Ms. Woerlen’s father, Fred van Stralen, was the founder of the Toronto-area church, the Palgrave Christian Fellowship.
Sect members are expected to gather nine or 10 times a year for symbolic “feasts” at central “conference grounds” where they would strengthen their resistance to the iniquitous temptations of sin. “We gather,” Mr. van Stralen said, “to build up and edify the body of Christ [the sect's collective membership].”
A woman friend of the Woerlens and fellow believer said girls rarely wear pants, and women obey their husbands. “We don’t want to be equal to men,” she said.
Werner Janz, 69, a relative of Marc Woerlen, said followers of the faith allow God to decide how many children each woman has. Said Mr. Janz: “He plans our families.” Large families in the sect are common.
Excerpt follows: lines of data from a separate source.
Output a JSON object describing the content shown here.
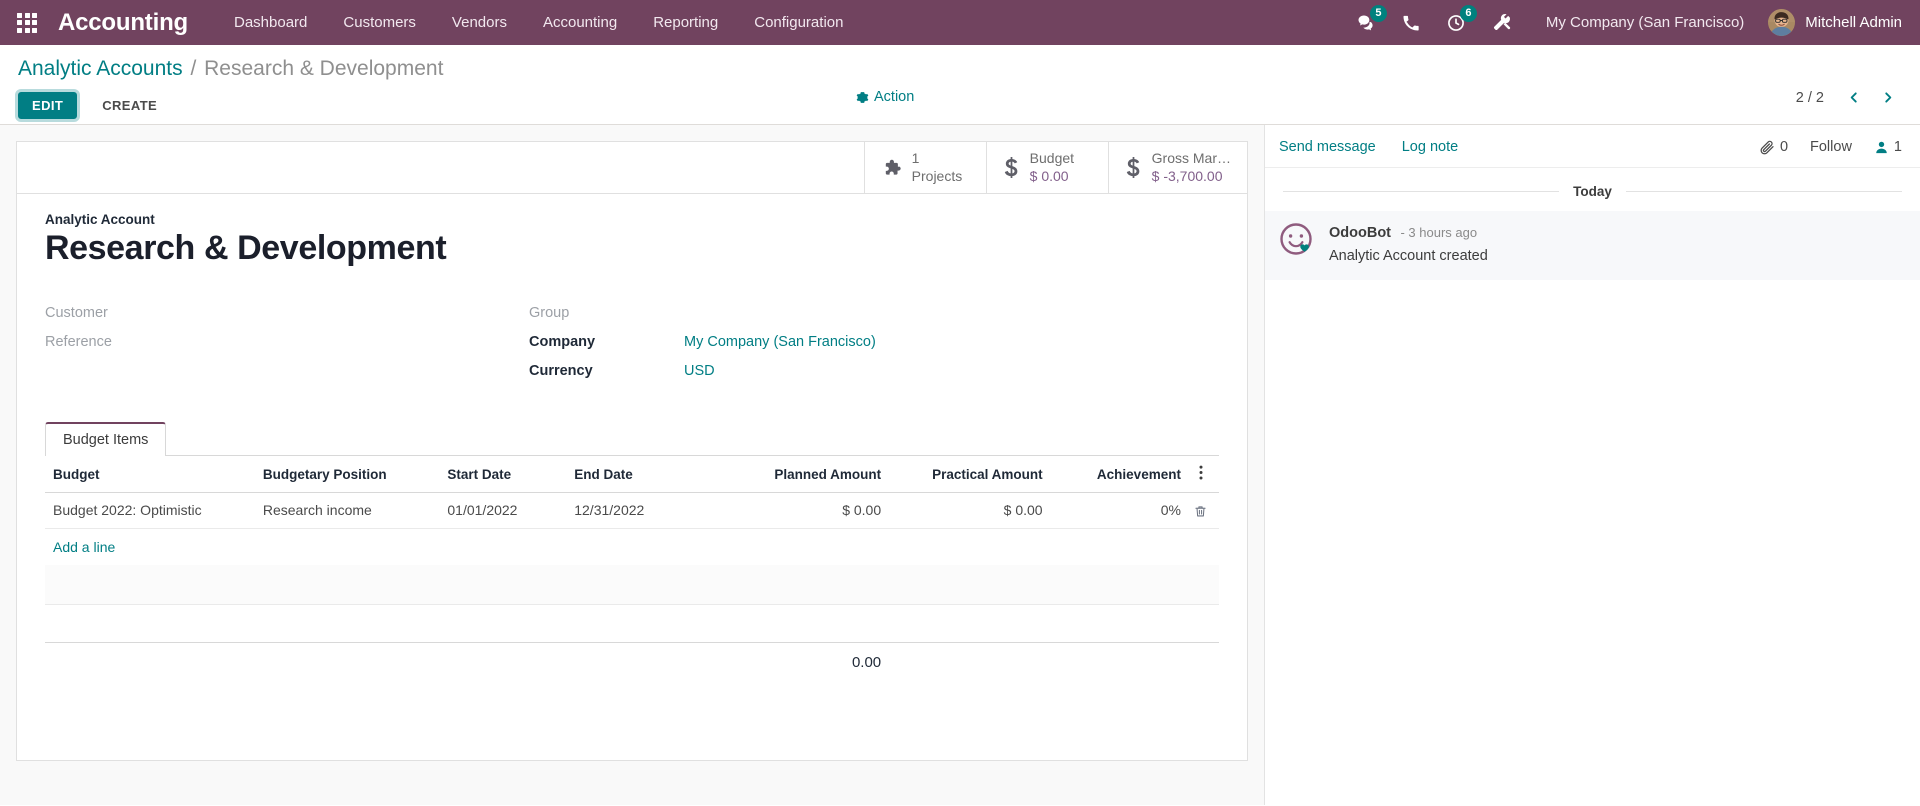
{
  "navbar": {
    "apps_icon": "apps-grid-icon",
    "brand": "Accounting",
    "menu_items": [
      {
        "label": "Dashboard"
      },
      {
        "label": "Customers"
      },
      {
        "label": "Vendors"
      },
      {
        "label": "Accounting"
      },
      {
        "label": "Reporting"
      },
      {
        "label": "Configuration"
      }
    ],
    "icons": {
      "messages": {
        "name": "messages-icon",
        "badge": "5"
      },
      "phone": {
        "name": "phone-icon",
        "badge": ""
      },
      "activities": {
        "name": "activity-clock-icon",
        "badge": "6"
      },
      "debug": {
        "name": "tools-wrench-icon",
        "badge": ""
      }
    },
    "company": "My Company (San Francisco)",
    "user": "Mitchell Admin"
  },
  "control_panel": {
    "breadcrumb_parent": "Analytic Accounts",
    "breadcrumb_sep": "/",
    "breadcrumb_current": "Research & Development",
    "edit_label": "EDIT",
    "create_label": "CREATE",
    "action_label": "Action",
    "action_icon": "gear-icon",
    "pager_value": "2 / 2",
    "pager_prev_icon": "chevron-left-icon",
    "pager_next_icon": "chevron-right-icon"
  },
  "stat_buttons": [
    {
      "icon": "puzzle-piece-icon",
      "line1": "1",
      "line2": "Projects",
      "line2_style": "plain"
    },
    {
      "icon": "dollar-sign-icon",
      "line1": "Budget",
      "line2": "$ 0.00",
      "line2_style": "accent"
    },
    {
      "icon": "dollar-sign-icon",
      "line1": "Gross Mar…",
      "line2": "$ -3,700.00",
      "line2_style": "accent"
    }
  ],
  "form": {
    "title_label": "Analytic Account",
    "title": "Research & Development",
    "left_fields": [
      {
        "label": "Customer",
        "value": "",
        "filled": false
      },
      {
        "label": "Reference",
        "value": "",
        "filled": false
      }
    ],
    "right_fields": [
      {
        "label": "Group",
        "value": "",
        "filled": false
      },
      {
        "label": "Company",
        "value": "My Company (San Francisco)",
        "filled": true
      },
      {
        "label": "Currency",
        "value": "USD",
        "filled": true
      }
    ]
  },
  "notebook": {
    "tabs": [
      {
        "label": "Budget Items",
        "active": true
      }
    ]
  },
  "budget_table": {
    "columns": [
      "Budget",
      "Budgetary Position",
      "Start Date",
      "End Date",
      "Planned Amount",
      "Practical Amount",
      "Achievement"
    ],
    "rows": [
      {
        "budget": "Budget 2022: Optimistic",
        "budgetary_position": "Research income",
        "start_date": "01/01/2022",
        "end_date": "12/31/2022",
        "planned_amount": "$ 0.00",
        "practical_amount": "$ 0.00",
        "achievement": "0%",
        "delete_icon": "trash-icon"
      }
    ],
    "add_line_label": "Add a line",
    "optional_columns_icon": "vertical-dots-icon",
    "total": "0.00"
  },
  "chatter": {
    "send_message": "Send message",
    "log_note": "Log note",
    "attachment_icon": "paperclip-icon",
    "attachment_count": "0",
    "follow_label": "Follow",
    "followers_icon": "user-icon",
    "followers_count": "1",
    "date_separator": "Today",
    "messages": [
      {
        "author": "OdooBot",
        "avatar": "odoobot-avatar",
        "time": "- 3 hours ago",
        "text": "Analytic Account created"
      }
    ]
  },
  "colors": {
    "brand_purple": "#71435f",
    "accent_teal": "#017e84",
    "badge_teal": "#00817e",
    "stat_value": "#82608b"
  }
}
Several years ago, Mr. van Stralen took his whole family — then consisting of 11 children (there were eventually 15) — on pilgrimage to the main conference ground at Brunstad, Norway. Three weeks ago, Monika Woerlen and her children attended a feast at a conference ground in upstate New York — a campground behind stone gates and a guardhouse, with a recreation centre, nursing station, swimming pools and a large lodge built of wood and stone.
The group has no formal name — on its website, it is called, simply, The Christian Church — and no designated ministers, written liturgy, membership rolls or central administration. Its leadership, a small group of Norwegian men, is isolated from the community.
The informal name, Smith’s Friends, comes from the name of its founder, a non-commissioned officer in the Norwegian navy, Johan Oscar Smith.
Mr. Smith, according to his church biography, was “strongly gripped of Jesus” in 1898, and arrived at the revelation that Jesus faced all the ordinary temptations of humanity but never sinned.
In Mr. Smith’s, and subsequently his followers’, belief, Jesus and God were one before Jesus became incarnate — came to Earth — at which point he laid aside his divinity so that as a “true man” he could receive a truly human will and experience “sin in the flesh.” Thereafter, he was tempted by sin but chose not to submit to the temptations.
In 1912, Mr. Smith began publishing his thoughts in a monthly pamphlet, Skjulte Skatter (Hidden Treasures), which led to discussion groups held in people’s houses. The movement was limited to Norway and Denmark until the Second World War, when occupying German soldiers came into contact with it and began spreading its teachings throughout Europe. About two-thirds of the membership today is outside Norway.
The church’s website places children as the first priority for its adherents, saying, “Our goal in everything we do with our children is to awaken their interest in our heavenly calling and nurture in them a sense of responsibility and care for other people.”